= Source data =
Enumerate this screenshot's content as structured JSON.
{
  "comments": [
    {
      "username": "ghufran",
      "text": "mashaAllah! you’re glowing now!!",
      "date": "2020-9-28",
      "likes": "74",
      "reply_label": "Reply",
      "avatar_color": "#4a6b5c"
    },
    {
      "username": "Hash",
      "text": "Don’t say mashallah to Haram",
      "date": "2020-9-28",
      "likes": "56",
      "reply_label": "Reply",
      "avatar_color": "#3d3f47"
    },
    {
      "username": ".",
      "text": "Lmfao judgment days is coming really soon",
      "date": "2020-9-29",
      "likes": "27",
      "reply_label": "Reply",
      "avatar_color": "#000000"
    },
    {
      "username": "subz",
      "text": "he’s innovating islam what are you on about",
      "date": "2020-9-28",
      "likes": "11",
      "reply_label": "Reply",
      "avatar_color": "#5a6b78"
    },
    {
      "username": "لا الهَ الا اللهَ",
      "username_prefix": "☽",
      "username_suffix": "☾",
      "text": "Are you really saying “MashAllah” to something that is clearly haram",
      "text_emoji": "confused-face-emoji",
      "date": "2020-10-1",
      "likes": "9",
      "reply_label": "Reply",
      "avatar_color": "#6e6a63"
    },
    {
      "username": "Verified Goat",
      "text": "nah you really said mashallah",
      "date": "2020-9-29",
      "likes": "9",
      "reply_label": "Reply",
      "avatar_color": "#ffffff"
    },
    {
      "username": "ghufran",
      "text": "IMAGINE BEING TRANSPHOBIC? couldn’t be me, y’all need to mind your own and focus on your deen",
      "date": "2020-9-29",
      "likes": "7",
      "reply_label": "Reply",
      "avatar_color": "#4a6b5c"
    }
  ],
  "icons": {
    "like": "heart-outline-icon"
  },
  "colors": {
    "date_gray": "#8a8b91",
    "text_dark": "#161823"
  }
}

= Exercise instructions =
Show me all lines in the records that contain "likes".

= Exercise output =
      "likes": "74",
      "likes": "56",
      "likes": "27",
      "likes": "11",
      "likes": "9",
      "likes": "9",
      "likes": "7",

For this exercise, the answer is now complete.